═══ Material supplied

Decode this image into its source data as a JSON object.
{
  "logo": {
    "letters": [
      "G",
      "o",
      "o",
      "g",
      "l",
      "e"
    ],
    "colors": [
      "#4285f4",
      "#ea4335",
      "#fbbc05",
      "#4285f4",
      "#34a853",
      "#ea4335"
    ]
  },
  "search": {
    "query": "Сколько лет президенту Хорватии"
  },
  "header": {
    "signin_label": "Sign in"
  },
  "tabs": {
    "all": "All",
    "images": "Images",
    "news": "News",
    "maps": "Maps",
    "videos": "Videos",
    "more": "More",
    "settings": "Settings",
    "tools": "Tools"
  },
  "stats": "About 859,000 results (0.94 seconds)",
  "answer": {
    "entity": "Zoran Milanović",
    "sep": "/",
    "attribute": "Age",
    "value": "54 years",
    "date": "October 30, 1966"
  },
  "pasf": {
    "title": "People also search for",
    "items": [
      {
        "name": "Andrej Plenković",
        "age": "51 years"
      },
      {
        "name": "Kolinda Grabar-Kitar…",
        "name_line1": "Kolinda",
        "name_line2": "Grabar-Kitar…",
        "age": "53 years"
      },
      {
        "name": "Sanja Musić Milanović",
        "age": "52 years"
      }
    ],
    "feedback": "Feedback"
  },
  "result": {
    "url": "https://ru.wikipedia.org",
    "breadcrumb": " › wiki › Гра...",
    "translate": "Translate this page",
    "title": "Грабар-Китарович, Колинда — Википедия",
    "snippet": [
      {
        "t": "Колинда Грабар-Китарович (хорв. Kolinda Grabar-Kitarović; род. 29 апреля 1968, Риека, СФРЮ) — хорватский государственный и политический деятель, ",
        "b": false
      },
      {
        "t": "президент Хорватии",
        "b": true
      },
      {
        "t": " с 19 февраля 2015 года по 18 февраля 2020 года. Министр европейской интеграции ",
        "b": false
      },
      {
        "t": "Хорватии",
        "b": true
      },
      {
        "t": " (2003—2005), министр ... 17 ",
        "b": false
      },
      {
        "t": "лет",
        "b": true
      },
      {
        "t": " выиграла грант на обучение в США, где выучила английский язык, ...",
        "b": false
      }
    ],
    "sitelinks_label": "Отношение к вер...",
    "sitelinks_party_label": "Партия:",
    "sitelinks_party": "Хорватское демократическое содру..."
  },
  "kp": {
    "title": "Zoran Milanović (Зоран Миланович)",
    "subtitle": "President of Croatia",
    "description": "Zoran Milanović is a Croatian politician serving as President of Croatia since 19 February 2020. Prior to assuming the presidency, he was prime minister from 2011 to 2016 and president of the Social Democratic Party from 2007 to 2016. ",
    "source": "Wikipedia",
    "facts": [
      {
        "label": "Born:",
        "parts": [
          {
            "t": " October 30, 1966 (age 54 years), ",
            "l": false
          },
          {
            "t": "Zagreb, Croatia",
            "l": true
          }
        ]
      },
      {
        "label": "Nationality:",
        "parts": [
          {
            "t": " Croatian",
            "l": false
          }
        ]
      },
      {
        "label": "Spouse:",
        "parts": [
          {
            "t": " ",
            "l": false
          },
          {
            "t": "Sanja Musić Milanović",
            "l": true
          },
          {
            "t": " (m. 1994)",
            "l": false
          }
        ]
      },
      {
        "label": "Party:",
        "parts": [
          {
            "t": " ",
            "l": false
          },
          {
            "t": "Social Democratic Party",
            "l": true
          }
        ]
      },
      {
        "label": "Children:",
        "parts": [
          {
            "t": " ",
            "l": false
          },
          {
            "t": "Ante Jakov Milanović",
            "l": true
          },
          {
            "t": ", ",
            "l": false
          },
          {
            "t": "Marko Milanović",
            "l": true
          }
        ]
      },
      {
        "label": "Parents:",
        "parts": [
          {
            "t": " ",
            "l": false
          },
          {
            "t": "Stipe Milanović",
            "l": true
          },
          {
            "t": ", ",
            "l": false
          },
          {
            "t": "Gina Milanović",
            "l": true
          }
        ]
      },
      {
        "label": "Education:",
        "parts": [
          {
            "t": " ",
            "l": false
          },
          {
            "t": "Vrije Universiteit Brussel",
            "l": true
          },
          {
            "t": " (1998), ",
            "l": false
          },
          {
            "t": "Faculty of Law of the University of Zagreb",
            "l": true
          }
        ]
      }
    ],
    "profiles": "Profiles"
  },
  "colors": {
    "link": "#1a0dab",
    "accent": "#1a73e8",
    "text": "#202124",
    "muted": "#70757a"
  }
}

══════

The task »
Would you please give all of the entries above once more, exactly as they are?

Result below »
Decode this image into its source data as a JSON object.
{
  "logo": {
    "letters": [
      "G",
      "o",
      "o",
      "g",
      "l",
      "e"
    ],
    "colors": [
      "#4285f4",
      "#ea4335",
      "#fbbc05",
      "#4285f4",
      "#34a853",
      "#ea4335"
    ]
  },
  "search": {
    "query": "Сколько лет президенту Хорватии"
  },
  "header": {
    "signin_label": "Sign in"
  },
  "tabs": {
    "all": "All",
    "images": "Images",
    "news": "News",
    "maps": "Maps",
    "videos": "Videos",
    "more": "More",
    "settings": "Settings",
    "tools": "Tools"
  },
  "stats": "About 859,000 results (0.94 seconds)",
  "answer": {
    "entity": "Zoran Milanović",
    "sep": "/",
    "attribute": "Age",
    "value": "54 years",
    "date": "October 30, 1966"
  },
  "pasf": {
    "title": "People also search for",
    "items": [
      {
        "name": "Andrej Plenković",
        "age": "51 years"
      },
      {
        "name": "Kolinda Grabar-Kitar…",
        "name_line1": "Kolinda",
        "name_line2": "Grabar-Kitar…",
        "age": "53 years"
      },
      {
        "name": "Sanja Musić Milanović",
        "age": "52 years"
      }
    ],
    "feedback": "Feedback"
  },
  "result": {
    "url": "https://ru.wikipedia.org",
    "breadcrumb": " › wiki › Гра...",
    "translate": "Translate this page",
    "title": "Грабар-Китарович, Колинда — Википедия",
    "snippet": [
      {
        "t": "Колинда Грабар-Китарович (хорв. Kolinda Grabar-Kitarović; род. 29 апреля 1968, Риека, СФРЮ) — хорватский государственный и политический деятель, ",
        "b": false
      },
      {
        "t": "президент Хорватии",
        "b": true
      },
      {
        "t": " с 19 февраля 2015 года по 18 февраля 2020 года. Министр европейской интеграции ",
        "b": false
      },
      {
        "t": "Хорватии",
        "b": true
      },
      {
        "t": " (2003—2005), министр ... 17 ",
        "b": false
      },
      {
        "t": "лет",
        "b": true
      },
      {
        "t": " выиграла грант на обучение в США, где выучила английский язык, ...",
        "b": false
      }
    ],
    "sitelinks_label": "Отношение к вер...",
    "sitelinks_party_label": "Партия:",
    "sitelinks_party": "Хорватское демократическое содру..."
  },
  "kp": {
    "title": "Zoran Milanović (Зоран Миланович)",
    "subtitle": "President of Croatia",
    "description": "Zoran Milanović is a Croatian politician serving as President of Croatia since 19 February 2020. Prior to assuming the presidency, he was prime minister from 2011 to 2016 and president of the Social Democratic Party from 2007 to 2016. ",
    "source": "Wikipedia",
    "facts": [
      {
        "label": "Born:",
        "parts": [
          {
            "t": " October 30, 1966 (age 54 years), ",
            "l": false
          },
          {
            "t": "Zagreb, Croatia",
            "l": true
          }
        ]
      },
      {
        "label": "Nationality:",
        "parts": [
          {
            "t": " Croatian",
            "l": false
          }
        ]
      },
      {
        "label": "Spouse:",
        "parts": [
          {
            "t": " ",
            "l": false
          },
          {
            "t": "Sanja Musić Milanović",
            "l": true
          },
          {
            "t": " (m. 1994)",
            "l": false
          }
        ]
      },
      {
        "label": "Party:",
        "parts": [
          {
            "t": " ",
            "l": false
          },
          {
            "t": "Social Democratic Party",
            "l": true
          }
        ]
      },
      {
        "label": "Children:",
        "parts": [
          {
            "t": " ",
            "l": false
          },
          {
            "t": "Ante Jakov Milanović",
            "l": true
          },
          {
            "t": ", ",
            "l": false
          },
          {
            "t": "Marko Milanović",
            "l": true
          }
        ]
      },
      {
        "label": "Parents:",
        "parts": [
          {
            "t": " ",
            "l": false
          },
          {
            "t": "Stipe Milanović",
            "l": true
          },
          {
            "t": ", ",
            "l": false
          },
          {
            "t": "Gina Milanović",
            "l": true
          }
        ]
      },
      {
        "label": "Education:",
        "parts": [
          {
            "t": " ",
            "l": false
          },
          {
            "t": "Vrije Universiteit Brussel",
            "l": true
          },
          {
            "t": " (1998), ",
            "l": false
          },
          {
            "t": "Faculty of Law of the University of Zagreb",
            "l": true
          }
        ]
      }
    ],
    "profiles": "Profiles"
  },
  "colors": {
    "link": "#1a0dab",
    "accent": "#1a73e8",
    "text": "#202124",
    "muted": "#70757a"
  }
}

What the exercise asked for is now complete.